(Stored dataset items)
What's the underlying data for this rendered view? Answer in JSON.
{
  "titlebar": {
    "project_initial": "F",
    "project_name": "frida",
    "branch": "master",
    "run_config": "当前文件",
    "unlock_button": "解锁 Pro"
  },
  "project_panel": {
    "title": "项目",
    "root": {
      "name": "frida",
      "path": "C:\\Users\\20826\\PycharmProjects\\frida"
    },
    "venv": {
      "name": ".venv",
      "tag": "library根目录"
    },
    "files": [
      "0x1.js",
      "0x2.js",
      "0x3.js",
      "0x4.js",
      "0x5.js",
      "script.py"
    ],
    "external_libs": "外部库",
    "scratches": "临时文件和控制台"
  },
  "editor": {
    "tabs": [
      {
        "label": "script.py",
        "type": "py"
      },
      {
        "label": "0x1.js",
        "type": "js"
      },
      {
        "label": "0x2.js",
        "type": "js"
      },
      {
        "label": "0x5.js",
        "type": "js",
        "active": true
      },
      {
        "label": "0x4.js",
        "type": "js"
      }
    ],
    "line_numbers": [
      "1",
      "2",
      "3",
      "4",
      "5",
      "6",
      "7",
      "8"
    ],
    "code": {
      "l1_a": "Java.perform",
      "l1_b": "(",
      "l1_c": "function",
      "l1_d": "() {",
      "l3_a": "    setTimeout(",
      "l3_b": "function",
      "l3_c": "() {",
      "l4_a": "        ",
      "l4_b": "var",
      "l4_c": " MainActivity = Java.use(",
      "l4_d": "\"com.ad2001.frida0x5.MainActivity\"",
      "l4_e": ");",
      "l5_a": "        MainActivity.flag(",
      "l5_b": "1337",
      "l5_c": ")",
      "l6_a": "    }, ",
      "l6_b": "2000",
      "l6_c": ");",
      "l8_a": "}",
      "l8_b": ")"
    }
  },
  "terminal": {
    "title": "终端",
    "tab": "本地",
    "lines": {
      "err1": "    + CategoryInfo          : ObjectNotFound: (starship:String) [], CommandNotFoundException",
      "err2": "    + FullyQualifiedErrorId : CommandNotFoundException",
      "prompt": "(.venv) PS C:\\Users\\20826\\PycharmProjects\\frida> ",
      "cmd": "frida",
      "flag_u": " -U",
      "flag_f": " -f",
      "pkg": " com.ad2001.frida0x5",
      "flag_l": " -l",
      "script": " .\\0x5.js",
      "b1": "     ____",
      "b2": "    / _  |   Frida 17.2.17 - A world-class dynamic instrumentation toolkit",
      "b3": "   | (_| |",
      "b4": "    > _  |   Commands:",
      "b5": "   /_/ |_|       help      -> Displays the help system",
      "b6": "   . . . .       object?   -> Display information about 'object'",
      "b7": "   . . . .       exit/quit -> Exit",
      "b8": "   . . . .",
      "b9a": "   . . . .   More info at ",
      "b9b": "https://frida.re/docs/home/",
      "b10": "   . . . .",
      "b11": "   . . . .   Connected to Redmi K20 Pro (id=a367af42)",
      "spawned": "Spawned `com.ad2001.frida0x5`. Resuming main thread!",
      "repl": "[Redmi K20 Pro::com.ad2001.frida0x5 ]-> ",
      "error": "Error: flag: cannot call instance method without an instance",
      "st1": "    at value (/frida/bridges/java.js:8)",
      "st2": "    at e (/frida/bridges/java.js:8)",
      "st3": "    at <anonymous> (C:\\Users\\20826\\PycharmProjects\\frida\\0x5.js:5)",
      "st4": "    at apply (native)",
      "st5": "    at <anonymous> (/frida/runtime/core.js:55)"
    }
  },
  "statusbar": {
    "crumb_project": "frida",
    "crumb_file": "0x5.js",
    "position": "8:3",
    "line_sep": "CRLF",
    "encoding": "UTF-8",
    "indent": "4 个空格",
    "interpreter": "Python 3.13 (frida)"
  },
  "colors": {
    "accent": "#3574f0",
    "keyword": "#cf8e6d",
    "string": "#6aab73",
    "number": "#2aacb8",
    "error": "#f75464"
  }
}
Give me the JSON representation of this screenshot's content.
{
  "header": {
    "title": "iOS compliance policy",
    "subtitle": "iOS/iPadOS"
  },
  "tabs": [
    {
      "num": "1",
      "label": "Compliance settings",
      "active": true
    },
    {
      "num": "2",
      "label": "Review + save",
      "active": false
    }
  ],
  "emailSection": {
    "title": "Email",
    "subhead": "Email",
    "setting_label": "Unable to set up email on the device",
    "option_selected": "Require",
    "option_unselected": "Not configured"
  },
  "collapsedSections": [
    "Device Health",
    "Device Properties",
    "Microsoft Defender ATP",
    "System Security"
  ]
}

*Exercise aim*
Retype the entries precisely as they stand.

*Written solution*
What's the underlying data for this rendered view? Answer in JSON.
{
  "titlebar": {
    "project_initial": "F",
    "project_name": "frida",
    "branch": "master",
    "run_config": "当前文件",
    "unlock_button": "解锁 Pro"
  },
  "project_panel": {
    "title": "项目",
    "root": {
      "name": "frida",
      "path": "C:\\Users\\20826\\PycharmProjects\\frida"
    },
    "venv": {
      "name": ".venv",
      "tag": "library根目录"
    },
    "files": [
      "0x1.js",
      "0x2.js",
      "0x3.js",
      "0x4.js",
      "0x5.js",
      "script.py"
    ],
    "external_libs": "外部库",
    "scratches": "临时文件和控制台"
  },
  "editor": {
    "tabs": [
      {
        "label": "script.py",
        "type": "py"
      },
      {
        "label": "0x1.js",
        "type": "js"
      },
      {
        "label": "0x2.js",
        "type": "js"
      },
      {
        "label": "0x5.js",
        "type": "js",
        "active": true
      },
      {
        "label": "0x4.js",
        "type": "js"
      }
    ],
    "line_numbers": [
      "1",
      "2",
      "3",
      "4",
      "5",
      "6",
      "7",
      "8"
    ],
    "code": {
      "l1_a": "Java.perform",
      "l1_b": "(",
      "l1_c": "function",
      "l1_d": "() {",
      "l3_a": "    setTimeout(",
      "l3_b": "function",
      "l3_c": "() {",
      "l4_a": "        ",
      "l4_b": "var",
      "l4_c": " MainActivity = Java.use(",
      "l4_d": "\"com.ad2001.frida0x5.MainActivity\"",
      "l4_e": ");",
      "l5_a": "        MainActivity.flag(",
      "l5_b": "1337",
      "l5_c": ")",
      "l6_a": "    }, ",
      "l6_b": "2000",
      "l6_c": ");",
      "l8_a": "}",
      "l8_b": ")"
    }
  },
  "terminal": {
    "title": "终端",
    "tab": "本地",
    "lines": {
      "err1": "    + CategoryInfo          : ObjectNotFound: (starship:String) [], CommandNotFoundException",
      "err2": "    + FullyQualifiedErrorId : CommandNotFoundException",
      "prompt": "(.venv) PS C:\\Users\\20826\\PycharmProjects\\frida> ",
      "cmd": "frida",
      "flag_u": " -U",
      "flag_f": " -f",
      "pkg": " com.ad2001.frida0x5",
      "flag_l": " -l",
      "script": " .\\0x5.js",
      "b1": "     ____",
      "b2": "    / _  |   Frida 17.2.17 - A world-class dynamic instrumentation toolkit",
      "b3": "   | (_| |",
      "b4": "    > _  |   Commands:",
      "b5": "   /_/ |_|       help      -> Displays the help system",
      "b6": "   . . . .       object?   -> Display information about 'object'",
      "b7": "   . . . .       exit/quit -> Exit",
      "b8": "   . . . .",
      "b9a": "   . . . .   More info at ",
      "b9b": "https://frida.re/docs/home/",
      "b10": "   . . . .",
      "b11": "   . . . .   Connected to Redmi K20 Pro (id=a367af42)",
      "spawned": "Spawned `com.ad2001.frida0x5`. Resuming main thread!",
      "repl": "[Redmi K20 Pro::com.ad2001.frida0x5 ]-> ",
      "error": "Error: flag: cannot call instance method without an instance",
      "st1": "    at value (/frida/bridges/java.js:8)",
      "st2": "    at e (/frida/bridges/java.js:8)",
      "st3": "    at <anonymous> (C:\\Users\\20826\\PycharmProjects\\frida\\0x5.js:5)",
      "st4": "    at apply (native)",
      "st5": "    at <anonymous> (/frida/runtime/core.js:55)"
    }
  },
  "statusbar": {
    "crumb_project": "frida",
    "crumb_file": "0x5.js",
    "position": "8:3",
    "line_sep": "CRLF",
    "encoding": "UTF-8",
    "indent": "4 个空格",
    "interpreter": "Python 3.13 (frida)"
  },
  "colors": {
    "accent": "#3574f0",
    "keyword": "#cf8e6d",
    "string": "#6aab73",
    "number": "#2aacb8",
    "error": "#f75464"
  }
}
Give me the JSON representation of this screenshot's content.
{
  "header": {
    "title": "iOS compliance policy",
    "subtitle": "iOS/iPadOS"
  },
  "tabs": [
    {
      "num": "1",
      "label": "Compliance settings",
      "active": true
    },
    {
      "num": "2",
      "label": "Review + save",
      "active": false
    }
  ],
  "emailSection": {
    "title": "Email",
    "subhead": "Email",
    "setting_label": "Unable to set up email on the device",
    "option_selected": "Require",
    "option_unselected": "Not configured"
  },
  "collapsedSections": [
    "Device Health",
    "Device Properties",
    "Microsoft Defender ATP",
    "System Security"
  ]
}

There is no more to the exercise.